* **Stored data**
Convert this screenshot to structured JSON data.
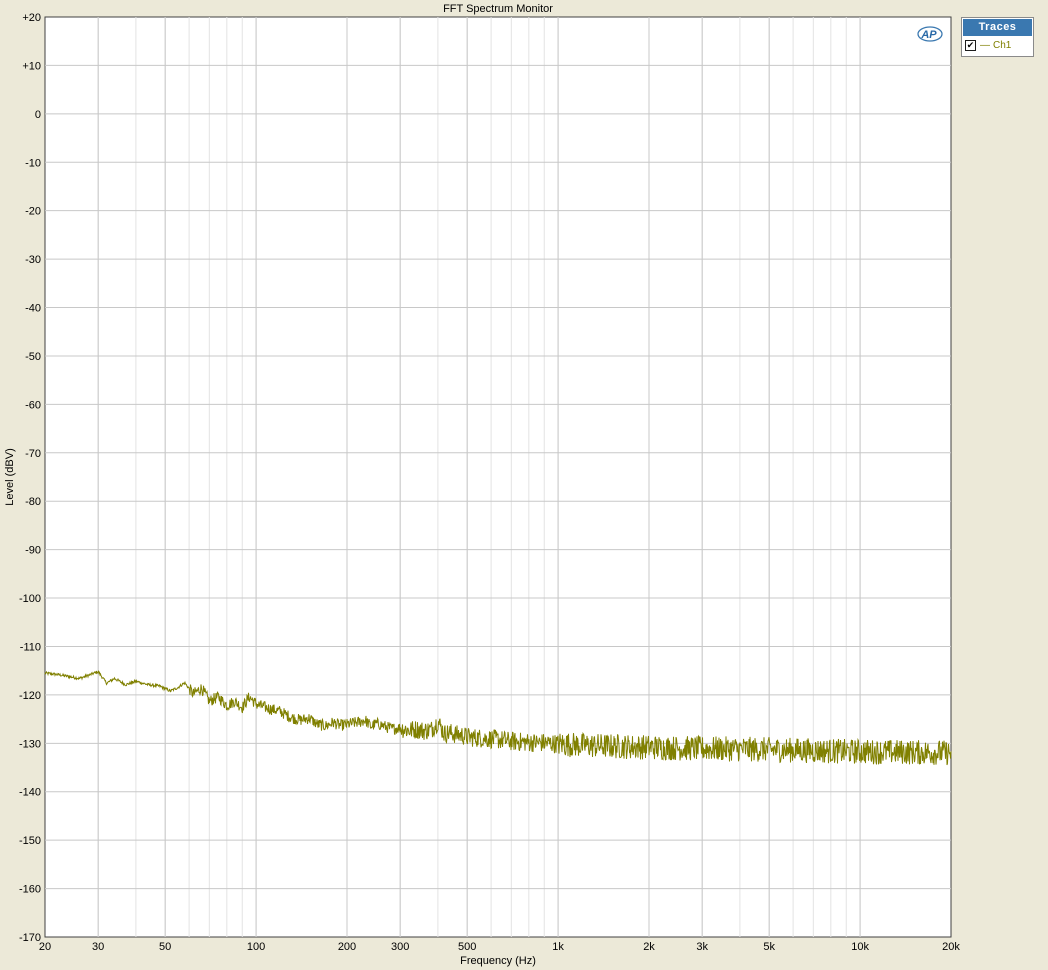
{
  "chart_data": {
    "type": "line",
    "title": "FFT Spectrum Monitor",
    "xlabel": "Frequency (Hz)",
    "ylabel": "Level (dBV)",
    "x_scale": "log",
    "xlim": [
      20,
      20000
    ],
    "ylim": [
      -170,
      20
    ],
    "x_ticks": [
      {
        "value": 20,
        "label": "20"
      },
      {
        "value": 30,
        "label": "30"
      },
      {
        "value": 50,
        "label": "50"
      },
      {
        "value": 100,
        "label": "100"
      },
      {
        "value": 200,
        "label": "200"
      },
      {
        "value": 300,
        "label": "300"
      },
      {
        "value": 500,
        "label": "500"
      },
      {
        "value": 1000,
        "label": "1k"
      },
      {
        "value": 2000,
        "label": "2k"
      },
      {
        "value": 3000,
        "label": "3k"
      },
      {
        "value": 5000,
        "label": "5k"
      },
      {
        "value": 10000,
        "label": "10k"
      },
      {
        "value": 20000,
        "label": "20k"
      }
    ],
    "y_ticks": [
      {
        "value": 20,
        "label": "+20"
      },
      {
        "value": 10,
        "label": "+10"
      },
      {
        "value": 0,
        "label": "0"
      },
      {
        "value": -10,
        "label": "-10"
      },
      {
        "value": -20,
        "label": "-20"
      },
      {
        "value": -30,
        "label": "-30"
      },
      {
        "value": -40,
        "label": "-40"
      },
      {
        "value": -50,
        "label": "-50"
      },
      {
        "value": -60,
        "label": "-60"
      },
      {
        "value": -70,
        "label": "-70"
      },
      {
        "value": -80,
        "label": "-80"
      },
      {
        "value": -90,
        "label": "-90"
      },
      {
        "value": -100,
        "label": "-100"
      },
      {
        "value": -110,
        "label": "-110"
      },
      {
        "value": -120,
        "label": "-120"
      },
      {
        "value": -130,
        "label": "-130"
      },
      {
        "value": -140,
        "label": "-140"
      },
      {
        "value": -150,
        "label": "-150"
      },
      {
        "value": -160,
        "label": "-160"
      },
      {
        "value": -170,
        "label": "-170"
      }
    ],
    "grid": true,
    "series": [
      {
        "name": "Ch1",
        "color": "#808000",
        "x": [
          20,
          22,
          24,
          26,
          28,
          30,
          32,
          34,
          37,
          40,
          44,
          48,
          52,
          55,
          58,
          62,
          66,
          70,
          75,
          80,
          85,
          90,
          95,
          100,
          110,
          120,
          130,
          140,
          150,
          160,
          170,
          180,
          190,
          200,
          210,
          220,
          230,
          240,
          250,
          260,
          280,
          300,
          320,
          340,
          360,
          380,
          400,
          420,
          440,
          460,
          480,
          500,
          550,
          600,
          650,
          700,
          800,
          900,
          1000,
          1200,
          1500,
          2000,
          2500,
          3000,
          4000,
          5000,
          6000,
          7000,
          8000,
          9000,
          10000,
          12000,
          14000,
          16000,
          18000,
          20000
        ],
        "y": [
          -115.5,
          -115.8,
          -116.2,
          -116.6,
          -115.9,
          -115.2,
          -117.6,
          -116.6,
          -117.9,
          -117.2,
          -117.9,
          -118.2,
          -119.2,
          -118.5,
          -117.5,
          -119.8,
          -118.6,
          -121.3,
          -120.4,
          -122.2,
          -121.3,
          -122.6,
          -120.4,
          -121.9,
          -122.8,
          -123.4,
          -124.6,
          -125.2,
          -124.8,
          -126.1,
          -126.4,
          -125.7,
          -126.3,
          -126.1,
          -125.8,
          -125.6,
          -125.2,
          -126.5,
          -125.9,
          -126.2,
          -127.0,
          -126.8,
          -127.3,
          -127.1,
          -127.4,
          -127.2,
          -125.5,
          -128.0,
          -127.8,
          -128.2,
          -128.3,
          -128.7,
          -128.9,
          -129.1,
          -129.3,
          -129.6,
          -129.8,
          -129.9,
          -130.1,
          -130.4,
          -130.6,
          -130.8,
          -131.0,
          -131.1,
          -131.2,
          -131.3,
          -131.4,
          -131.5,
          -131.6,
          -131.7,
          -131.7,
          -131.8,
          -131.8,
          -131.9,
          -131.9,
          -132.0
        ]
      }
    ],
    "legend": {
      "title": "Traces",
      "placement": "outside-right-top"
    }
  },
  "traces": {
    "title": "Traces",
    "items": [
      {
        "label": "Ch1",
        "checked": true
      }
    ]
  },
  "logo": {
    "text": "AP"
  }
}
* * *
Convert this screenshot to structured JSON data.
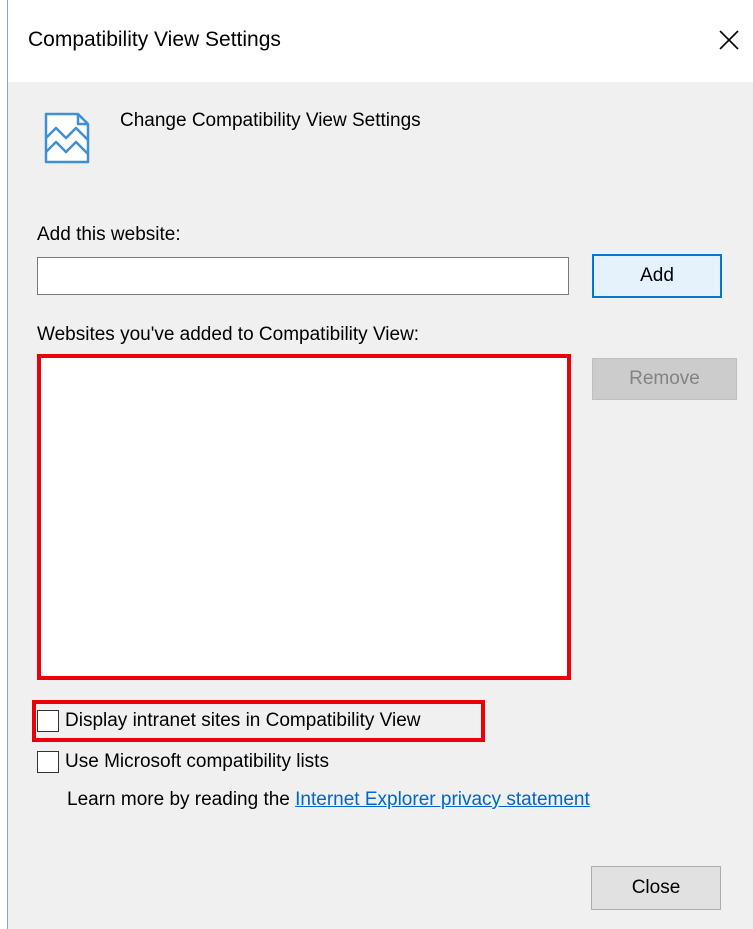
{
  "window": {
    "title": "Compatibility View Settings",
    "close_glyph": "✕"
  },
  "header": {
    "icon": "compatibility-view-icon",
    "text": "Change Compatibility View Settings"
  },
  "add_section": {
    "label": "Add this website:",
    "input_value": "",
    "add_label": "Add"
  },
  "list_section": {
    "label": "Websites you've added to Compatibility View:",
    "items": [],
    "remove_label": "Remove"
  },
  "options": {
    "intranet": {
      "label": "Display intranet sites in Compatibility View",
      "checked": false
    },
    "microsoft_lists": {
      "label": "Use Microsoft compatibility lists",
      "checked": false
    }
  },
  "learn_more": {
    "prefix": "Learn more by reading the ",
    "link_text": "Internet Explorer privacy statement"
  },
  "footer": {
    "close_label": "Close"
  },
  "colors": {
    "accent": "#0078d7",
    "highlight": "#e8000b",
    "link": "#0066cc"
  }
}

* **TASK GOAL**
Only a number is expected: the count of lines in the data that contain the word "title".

* **COMPLETED EXERCISE**
4